- [TASK INSTRUCTIONS] Look through the data below, tally the lines where "screenshot" occurs, and write the total alone.

- [INPUT RECORDS]
::::::::
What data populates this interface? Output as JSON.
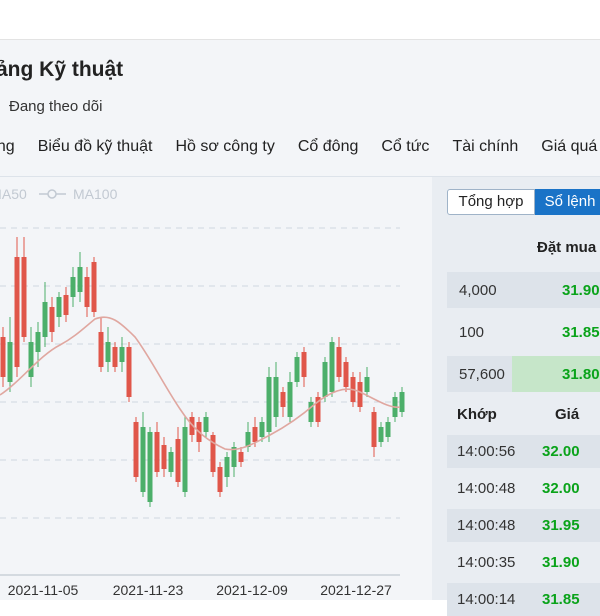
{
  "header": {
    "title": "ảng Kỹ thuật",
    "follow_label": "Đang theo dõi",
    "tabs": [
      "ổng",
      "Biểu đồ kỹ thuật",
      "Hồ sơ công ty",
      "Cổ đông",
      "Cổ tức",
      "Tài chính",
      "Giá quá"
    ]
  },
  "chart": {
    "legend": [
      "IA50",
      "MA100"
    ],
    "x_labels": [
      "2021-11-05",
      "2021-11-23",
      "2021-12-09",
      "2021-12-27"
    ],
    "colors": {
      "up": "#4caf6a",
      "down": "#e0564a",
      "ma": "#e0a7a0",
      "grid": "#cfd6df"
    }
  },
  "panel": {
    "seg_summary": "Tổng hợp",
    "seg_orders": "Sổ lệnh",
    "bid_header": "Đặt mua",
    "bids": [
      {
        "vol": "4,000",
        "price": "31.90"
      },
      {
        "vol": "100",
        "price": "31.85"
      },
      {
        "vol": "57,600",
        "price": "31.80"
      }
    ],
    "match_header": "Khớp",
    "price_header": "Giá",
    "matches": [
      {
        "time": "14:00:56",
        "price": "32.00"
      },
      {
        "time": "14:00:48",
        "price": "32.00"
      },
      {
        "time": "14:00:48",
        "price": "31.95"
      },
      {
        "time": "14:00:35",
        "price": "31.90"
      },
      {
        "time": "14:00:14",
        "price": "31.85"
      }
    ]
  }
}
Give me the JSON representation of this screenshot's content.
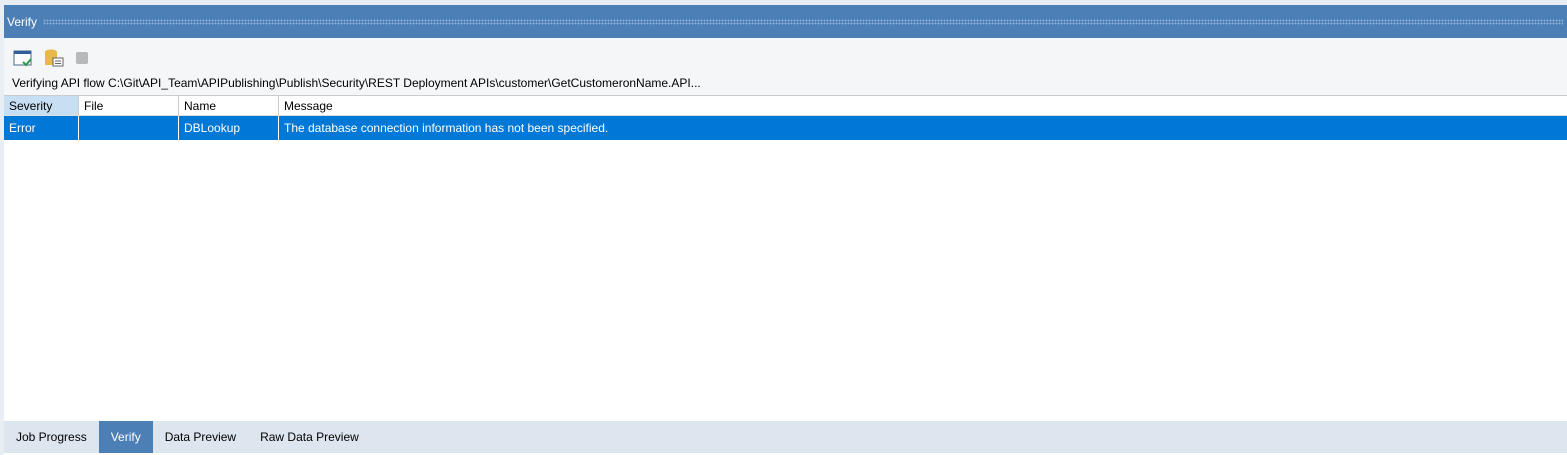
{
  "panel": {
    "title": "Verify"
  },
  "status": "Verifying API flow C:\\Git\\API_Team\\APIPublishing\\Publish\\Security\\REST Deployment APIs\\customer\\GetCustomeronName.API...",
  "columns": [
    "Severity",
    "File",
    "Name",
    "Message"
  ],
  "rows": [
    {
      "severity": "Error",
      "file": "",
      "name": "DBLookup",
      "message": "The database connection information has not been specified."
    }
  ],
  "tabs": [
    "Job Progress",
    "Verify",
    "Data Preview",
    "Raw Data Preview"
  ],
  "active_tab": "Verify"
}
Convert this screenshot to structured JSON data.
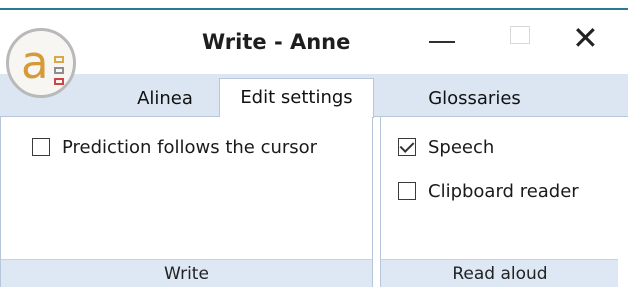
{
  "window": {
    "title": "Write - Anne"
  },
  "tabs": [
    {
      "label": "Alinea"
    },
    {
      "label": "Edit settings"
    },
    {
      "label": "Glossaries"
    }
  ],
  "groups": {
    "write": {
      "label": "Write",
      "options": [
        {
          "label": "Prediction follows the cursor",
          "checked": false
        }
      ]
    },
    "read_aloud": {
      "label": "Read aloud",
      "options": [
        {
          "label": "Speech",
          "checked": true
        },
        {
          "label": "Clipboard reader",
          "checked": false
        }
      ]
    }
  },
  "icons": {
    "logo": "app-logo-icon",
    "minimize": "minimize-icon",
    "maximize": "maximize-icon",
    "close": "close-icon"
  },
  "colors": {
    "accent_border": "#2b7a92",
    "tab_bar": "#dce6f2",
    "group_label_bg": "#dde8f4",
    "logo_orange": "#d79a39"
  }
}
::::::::
- [ANSWER SECTION] 2